some sort of astronomically-related national initiative. There are actually a wide variety of
national efforts that relate to astronomy, including space science (e.g. Mars rovers), exploration (Apollo missions to the moon),
measurement (e.g. space weather observations), colonization (space elevators).
The project consists of three steps each with its own due date:
Your grade for the project will be based on your creativity, the quality of the research, the thoroughness
of the paper, and the appeal of your presentation. The work you turn in must be that of your group only. References used
must be adequately cited, and verbatim quotes must be identified as such. The weights of your total project grade are
shown above. Those sum to only 90%...the remainder is for participating in the discussion of the projects. I don't want to
be the only one asking questions.
- Choice of question: (20%)
Email me in plain text: (i) who is in the group (up to a max of three total people) (ii) what you plan to propose.
Be prepared to discuss your intentions in class.
- Preliminary Results and Outline: (30%)
At most two pages, you should explain the progress you've made and the sources you've consulted in addressing
your question. In addition, you should provide a rough outline of what you'll present and write up. Turn this
in to me by emailing me (in plain text; no Microsoft Word documents!). Except in unusual circumstances, you should
have at least three legitimate references sited. If any of your references are available online, please include links
If you want to do something a bit more unusual that does not
involve an oral presentation (e.g. a webpage), you must turn it in to me the class before the scheduled presentations
so that students can view/experience it before presentations. You should then be available for questions during
It's hard to write generally about which sources are good ones since these projects can span quite a range.
However, here are some general guidelines:
- Wikipedia is generally a fine place to start, but it's generally not authoritative. So if you want
to argue that there are lots of planets out there, fine, you can use Wikipedia as a reference. It's

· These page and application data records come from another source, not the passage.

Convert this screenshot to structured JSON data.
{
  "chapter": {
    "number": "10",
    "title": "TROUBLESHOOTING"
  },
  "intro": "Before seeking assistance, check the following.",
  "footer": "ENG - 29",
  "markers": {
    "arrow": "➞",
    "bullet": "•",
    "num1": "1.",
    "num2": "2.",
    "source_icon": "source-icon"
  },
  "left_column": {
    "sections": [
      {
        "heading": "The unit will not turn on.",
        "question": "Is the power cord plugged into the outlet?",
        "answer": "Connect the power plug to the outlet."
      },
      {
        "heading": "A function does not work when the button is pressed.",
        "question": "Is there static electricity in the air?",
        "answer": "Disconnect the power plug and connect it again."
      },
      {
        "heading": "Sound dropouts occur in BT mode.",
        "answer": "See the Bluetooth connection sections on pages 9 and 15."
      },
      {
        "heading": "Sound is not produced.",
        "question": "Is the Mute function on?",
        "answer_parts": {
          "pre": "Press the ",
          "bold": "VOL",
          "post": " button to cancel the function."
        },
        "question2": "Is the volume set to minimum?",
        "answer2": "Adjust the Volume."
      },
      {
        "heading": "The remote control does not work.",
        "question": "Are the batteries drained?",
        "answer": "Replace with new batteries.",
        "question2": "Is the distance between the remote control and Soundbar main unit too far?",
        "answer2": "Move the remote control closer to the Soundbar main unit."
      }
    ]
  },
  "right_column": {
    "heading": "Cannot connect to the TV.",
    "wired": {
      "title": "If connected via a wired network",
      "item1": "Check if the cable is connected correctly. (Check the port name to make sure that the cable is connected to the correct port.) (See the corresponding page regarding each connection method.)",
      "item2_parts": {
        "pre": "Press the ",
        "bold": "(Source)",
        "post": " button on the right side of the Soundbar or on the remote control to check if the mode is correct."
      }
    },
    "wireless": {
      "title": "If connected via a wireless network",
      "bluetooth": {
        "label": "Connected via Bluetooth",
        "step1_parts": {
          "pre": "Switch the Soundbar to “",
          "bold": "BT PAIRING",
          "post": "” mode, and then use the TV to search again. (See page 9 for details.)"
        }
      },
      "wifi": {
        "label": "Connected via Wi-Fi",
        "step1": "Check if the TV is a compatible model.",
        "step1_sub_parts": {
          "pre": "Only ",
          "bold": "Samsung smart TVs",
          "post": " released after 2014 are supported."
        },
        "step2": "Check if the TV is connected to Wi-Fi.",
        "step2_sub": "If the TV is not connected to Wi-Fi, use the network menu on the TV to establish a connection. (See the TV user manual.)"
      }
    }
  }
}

not controversial. On the other hand, if you want to argue that intelligent life proliferates in
the Universe, then you need a more authoritative reference than Wikipedia.
- Peer-reviewed articles in reputable journals are the best reference. If your project is mostly

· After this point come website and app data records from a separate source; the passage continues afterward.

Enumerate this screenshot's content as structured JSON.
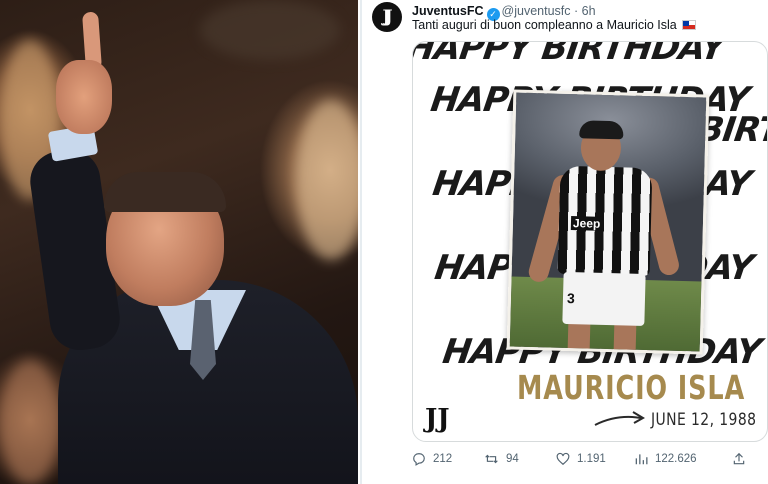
{
  "tweet": {
    "avatar_glyph": "JJ",
    "display_name": "JuventusFC",
    "handle": "@juventusfc",
    "separator": "·",
    "time": "6h",
    "text": "Tanti auguri di buon compleanno a Mauricio Isla",
    "flag_icon": "chile-flag-icon"
  },
  "media": {
    "headline_rows": [
      "HAPPY BIRTHDAY",
      "HAPPY BIRTHDAY",
      "HAPPY BIRTHDAY",
      "HAPPY BIRTHDAY",
      "HAPPY BIRTHDAY",
      "HAPPY BIRTHDAY"
    ],
    "sponsor": "Jeep",
    "shirt_number": "3",
    "player_name": "MAURICIO ISLA",
    "date_of_birth": "JUNE 12, 1988",
    "logo_glyph": "JJ",
    "name_color": "#a68a4e"
  },
  "actions": {
    "replies": "212",
    "retweets": "94",
    "likes": "1.191",
    "views": "122.626"
  },
  "colors": {
    "accent": "#1d9bf0",
    "muted_text": "#536471"
  }
}
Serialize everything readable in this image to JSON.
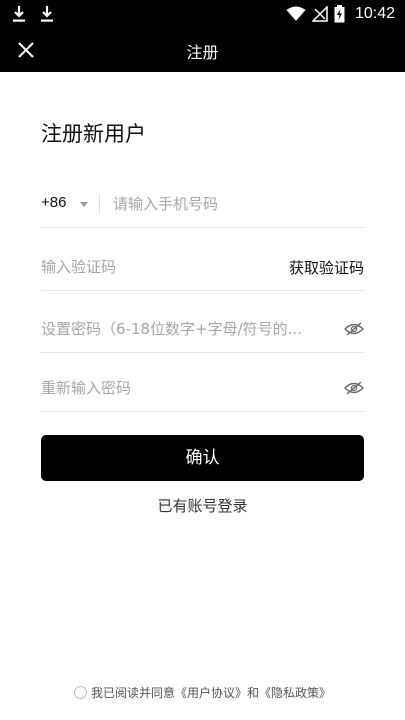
{
  "status_bar": {
    "time": "10:42",
    "icons": [
      "download-icon",
      "download-icon",
      "wifi-icon",
      "signal-icon",
      "battery-charging-icon"
    ]
  },
  "header": {
    "title": "注册",
    "close_icon": "close-icon"
  },
  "form": {
    "heading": "注册新用户",
    "country_code": "+86",
    "phone_placeholder": "请输入手机号码",
    "code_placeholder": "输入验证码",
    "get_code_label": "获取验证码",
    "password_placeholder": "设置密码（6-18位数字+字母/符号的...",
    "confirm_password_placeholder": "重新输入密码",
    "confirm_label": "确认",
    "login_link": "已有账号登录"
  },
  "agreement": {
    "prefix": "我已阅读并同意",
    "user_agreement": "《用户协议》",
    "conjunction": "和",
    "privacy_policy": "《隐私政策》"
  }
}
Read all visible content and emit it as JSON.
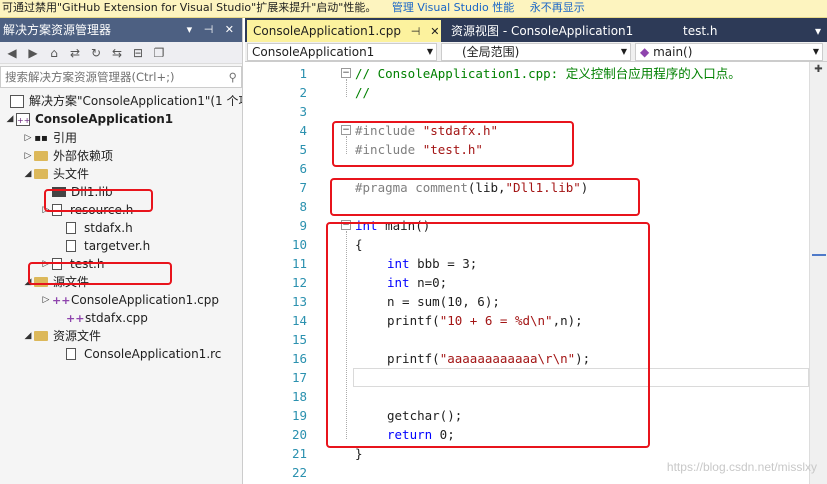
{
  "infobar": {
    "message": "可通过禁用\"GitHub Extension for Visual Studio\"扩展来提升\"启动\"性能。",
    "link_manage": "管理 Visual Studio 性能",
    "link_never": "永不再显示"
  },
  "solution_explorer": {
    "title": "解决方案资源管理器",
    "title_controls": "▾ ⊣ ✕",
    "search_placeholder": "搜索解决方案资源管理器(Ctrl+;)",
    "tree": {
      "solution": "解决方案\"ConsoleApplication1\"(1 个项目)",
      "project": "ConsoleApplication1",
      "references": "引用",
      "external_deps": "外部依赖项",
      "header_files": "头文件",
      "dll_lib": "Dll1.lib",
      "resource_h": "resource.h",
      "stdafx_h": "stdafx.h",
      "targetver_h": "targetver.h",
      "test_h": "test.h",
      "source_files": "源文件",
      "main_cpp": "ConsoleApplication1.cpp",
      "stdafx_cpp": "stdafx.cpp",
      "resource_files": "资源文件",
      "rc_file": "ConsoleApplication1.rc"
    }
  },
  "editor": {
    "tabs": {
      "active": "ConsoleApplication1.cpp",
      "resource_view": "资源视图 - ConsoleApplication1",
      "test_h": "test.h"
    },
    "nav": {
      "project": "ConsoleApplication1",
      "scope": "(全局范围)",
      "member": "main()"
    },
    "line_numbers": [
      "1",
      "2",
      "3",
      "4",
      "5",
      "6",
      "7",
      "8",
      "9",
      "10",
      "11",
      "12",
      "13",
      "14",
      "15",
      "16",
      "17",
      "18",
      "19",
      "20",
      "21",
      "22"
    ],
    "code": {
      "l1": "// ConsoleApplication1.cpp: 定义控制台应用程序的入口点。",
      "l2": "//",
      "l4_kw": "#include ",
      "l4_str": "\"stdafx.h\"",
      "l5_kw": "#include ",
      "l5_str": "\"test.h\"",
      "l7_kw": "#pragma comment",
      "l7_a": "(lib,",
      "l7_str": "\"Dll1.lib\"",
      "l7_b": ")",
      "l9_kw": "int",
      "l9_rest": " main()",
      "l10": "{",
      "l11_kw": "int",
      "l11_rest": " bbb = 3;",
      "l12_kw": "int",
      "l12_rest": " n=0;",
      "l13": "n = sum(10, 6);",
      "l14_a": "printf(",
      "l14_str": "\"10 + 6 = %d\\n\"",
      "l14_b": ",n);",
      "l16_a": "printf(",
      "l16_str": "\"aaaaaaaaaaaa\\r\\n\"",
      "l16_b": ");",
      "l18": "getchar();",
      "l19_kw": "return",
      "l19_rest": " 0;",
      "l20": "}"
    }
  },
  "watermark": "https://blog.csdn.net/misslxy",
  "colors": {
    "highlight_box": "#e8141c",
    "active_tab": "#fcf29e",
    "title_bar": "#4d6082"
  }
}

biographical though, you probably won't find much. Depending on your topic, you might look at either
Spires or ADS.
- The more controversial a statement you make, the more important it is to have a reference, and a good one
at that. If you get up in front of class and say the Moon's phases affect who wins the World Series, I'm
going to want to see who says that, how they back it up, and where it's been published.
Steve Liebling (home)